Every record that follows should appear again in your answer, exactly the same.

Input records ::
※

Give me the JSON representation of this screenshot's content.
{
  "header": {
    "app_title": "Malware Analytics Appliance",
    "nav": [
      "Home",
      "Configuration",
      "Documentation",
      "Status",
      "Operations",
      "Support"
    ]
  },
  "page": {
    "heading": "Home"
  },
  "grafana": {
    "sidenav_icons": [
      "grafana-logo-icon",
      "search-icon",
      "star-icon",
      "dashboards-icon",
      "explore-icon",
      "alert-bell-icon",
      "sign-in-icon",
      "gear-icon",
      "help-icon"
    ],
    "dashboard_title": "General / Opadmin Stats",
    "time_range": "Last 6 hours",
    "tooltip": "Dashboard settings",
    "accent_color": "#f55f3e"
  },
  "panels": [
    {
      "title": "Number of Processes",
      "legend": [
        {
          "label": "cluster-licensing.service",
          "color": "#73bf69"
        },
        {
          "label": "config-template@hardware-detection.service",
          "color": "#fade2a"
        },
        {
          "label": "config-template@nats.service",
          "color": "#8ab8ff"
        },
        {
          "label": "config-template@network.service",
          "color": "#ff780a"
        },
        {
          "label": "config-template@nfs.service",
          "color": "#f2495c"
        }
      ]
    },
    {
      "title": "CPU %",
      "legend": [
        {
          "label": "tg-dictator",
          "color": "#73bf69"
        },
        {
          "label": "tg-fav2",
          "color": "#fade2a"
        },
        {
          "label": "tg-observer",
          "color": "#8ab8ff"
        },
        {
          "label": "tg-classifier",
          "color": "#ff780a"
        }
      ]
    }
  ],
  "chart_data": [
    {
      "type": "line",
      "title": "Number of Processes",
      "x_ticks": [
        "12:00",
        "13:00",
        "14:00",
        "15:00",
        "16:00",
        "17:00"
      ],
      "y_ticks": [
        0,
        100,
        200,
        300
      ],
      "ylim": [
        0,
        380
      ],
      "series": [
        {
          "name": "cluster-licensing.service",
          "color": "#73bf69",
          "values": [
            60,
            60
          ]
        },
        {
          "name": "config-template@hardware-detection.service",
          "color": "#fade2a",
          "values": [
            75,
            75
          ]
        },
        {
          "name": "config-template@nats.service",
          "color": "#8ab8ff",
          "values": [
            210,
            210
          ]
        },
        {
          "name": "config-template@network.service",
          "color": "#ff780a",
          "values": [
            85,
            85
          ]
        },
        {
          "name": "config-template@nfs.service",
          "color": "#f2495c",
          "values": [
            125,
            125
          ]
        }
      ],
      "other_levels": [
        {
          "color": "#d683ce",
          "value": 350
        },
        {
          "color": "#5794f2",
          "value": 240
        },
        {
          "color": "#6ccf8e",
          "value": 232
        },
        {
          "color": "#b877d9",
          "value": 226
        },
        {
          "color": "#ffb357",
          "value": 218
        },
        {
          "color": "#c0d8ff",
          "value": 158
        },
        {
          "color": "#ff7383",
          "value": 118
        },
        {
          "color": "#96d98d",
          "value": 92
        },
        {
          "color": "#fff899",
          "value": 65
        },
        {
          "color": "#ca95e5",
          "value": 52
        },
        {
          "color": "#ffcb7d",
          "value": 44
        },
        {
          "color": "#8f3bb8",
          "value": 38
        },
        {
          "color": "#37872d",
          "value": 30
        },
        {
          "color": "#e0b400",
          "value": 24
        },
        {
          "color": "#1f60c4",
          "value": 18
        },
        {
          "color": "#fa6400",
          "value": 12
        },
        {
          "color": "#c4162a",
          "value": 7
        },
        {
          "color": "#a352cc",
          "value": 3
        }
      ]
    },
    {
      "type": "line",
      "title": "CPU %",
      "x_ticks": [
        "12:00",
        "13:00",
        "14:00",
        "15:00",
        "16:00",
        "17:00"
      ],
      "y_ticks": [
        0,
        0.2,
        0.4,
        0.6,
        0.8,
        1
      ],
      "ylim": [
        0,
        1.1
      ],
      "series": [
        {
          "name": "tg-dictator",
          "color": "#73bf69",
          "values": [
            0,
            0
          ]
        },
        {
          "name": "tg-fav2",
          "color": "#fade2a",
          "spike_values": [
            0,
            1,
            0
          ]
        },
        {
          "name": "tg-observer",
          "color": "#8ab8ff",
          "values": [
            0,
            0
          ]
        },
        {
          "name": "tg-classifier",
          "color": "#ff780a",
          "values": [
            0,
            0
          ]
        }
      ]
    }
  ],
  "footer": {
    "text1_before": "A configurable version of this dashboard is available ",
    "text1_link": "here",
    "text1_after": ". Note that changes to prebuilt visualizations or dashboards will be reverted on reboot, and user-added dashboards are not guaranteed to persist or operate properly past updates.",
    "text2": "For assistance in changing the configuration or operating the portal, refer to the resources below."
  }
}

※

Answer area ::
Give me the JSON representation of this screenshot's content.
{
  "header": {
    "app_title": "Malware Analytics Appliance",
    "nav": [
      "Home",
      "Configuration",
      "Documentation",
      "Status",
      "Operations",
      "Support"
    ]
  },
  "page": {
    "heading": "Home"
  },
  "grafana": {
    "sidenav_icons": [
      "grafana-logo-icon",
      "search-icon",
      "star-icon",
      "dashboards-icon",
      "explore-icon",
      "alert-bell-icon",
      "sign-in-icon",
      "gear-icon",
      "help-icon"
    ],
    "dashboard_title": "General / Opadmin Stats",
    "time_range": "Last 6 hours",
    "tooltip": "Dashboard settings",
    "accent_color": "#f55f3e"
  },
  "panels": [
    {
      "title": "Number of Processes",
      "legend": [
        {
          "label": "cluster-licensing.service",
          "color": "#73bf69"
        },
        {
          "label": "config-template@hardware-detection.service",
          "color": "#fade2a"
        },
        {
          "label": "config-template@nats.service",
          "color": "#8ab8ff"
        },
        {
          "label": "config-template@network.service",
          "color": "#ff780a"
        },
        {
          "label": "config-template@nfs.service",
          "color": "#f2495c"
        }
      ]
    },
    {
      "title": "CPU %",
      "legend": [
        {
          "label": "tg-dictator",
          "color": "#73bf69"
        },
        {
          "label": "tg-fav2",
          "color": "#fade2a"
        },
        {
          "label": "tg-observer",
          "color": "#8ab8ff"
        },
        {
          "label": "tg-classifier",
          "color": "#ff780a"
        }
      ]
    }
  ],
  "chart_data": [
    {
      "type": "line",
      "title": "Number of Processes",
      "x_ticks": [
        "12:00",
        "13:00",
        "14:00",
        "15:00",
        "16:00",
        "17:00"
      ],
      "y_ticks": [
        0,
        100,
        200,
        300
      ],
      "ylim": [
        0,
        380
      ],
      "series": [
        {
          "name": "cluster-licensing.service",
          "color": "#73bf69",
          "values": [
            60,
            60
          ]
        },
        {
          "name": "config-template@hardware-detection.service",
          "color": "#fade2a",
          "values": [
            75,
            75
          ]
        },
        {
          "name": "config-template@nats.service",
          "color": "#8ab8ff",
          "values": [
            210,
            210
          ]
        },
        {
          "name": "config-template@network.service",
          "color": "#ff780a",
          "values": [
            85,
            85
          ]
        },
        {
          "name": "config-template@nfs.service",
          "color": "#f2495c",
          "values": [
            125,
            125
          ]
        }
      ],
      "other_levels": [
        {
          "color": "#d683ce",
          "value": 350
        },
        {
          "color": "#5794f2",
          "value": 240
        },
        {
          "color": "#6ccf8e",
          "value": 232
        },
        {
          "color": "#b877d9",
          "value": 226
        },
        {
          "color": "#ffb357",
          "value": 218
        },
        {
          "color": "#c0d8ff",
          "value": 158
        },
        {
          "color": "#ff7383",
          "value": 118
        },
        {
          "color": "#96d98d",
          "value": 92
        },
        {
          "color": "#fff899",
          "value": 65
        },
        {
          "color": "#ca95e5",
          "value": 52
        },
        {
          "color": "#ffcb7d",
          "value": 44
        },
        {
          "color": "#8f3bb8",
          "value": 38
        },
        {
          "color": "#37872d",
          "value": 30
        },
        {
          "color": "#e0b400",
          "value": 24
        },
        {
          "color": "#1f60c4",
          "value": 18
        },
        {
          "color": "#fa6400",
          "value": 12
        },
        {
          "color": "#c4162a",
          "value": 7
        },
        {
          "color": "#a352cc",
          "value": 3
        }
      ]
    },
    {
      "type": "line",
      "title": "CPU %",
      "x_ticks": [
        "12:00",
        "13:00",
        "14:00",
        "15:00",
        "16:00",
        "17:00"
      ],
      "y_ticks": [
        0,
        0.2,
        0.4,
        0.6,
        0.8,
        1
      ],
      "ylim": [
        0,
        1.1
      ],
      "series": [
        {
          "name": "tg-dictator",
          "color": "#73bf69",
          "values": [
            0,
            0
          ]
        },
        {
          "name": "tg-fav2",
          "color": "#fade2a",
          "spike_values": [
            0,
            1,
            0
          ]
        },
        {
          "name": "tg-observer",
          "color": "#8ab8ff",
          "values": [
            0,
            0
          ]
        },
        {
          "name": "tg-classifier",
          "color": "#ff780a",
          "values": [
            0,
            0
          ]
        }
      ]
    }
  ],
  "footer": {
    "text1_before": "A configurable version of this dashboard is available ",
    "text1_link": "here",
    "text1_after": ". Note that changes to prebuilt visualizations or dashboards will be reverted on reboot, and user-added dashboards are not guaranteed to persist or operate properly past updates.",
    "text2": "For assistance in changing the configuration or operating the portal, refer to the resources below."
  }
}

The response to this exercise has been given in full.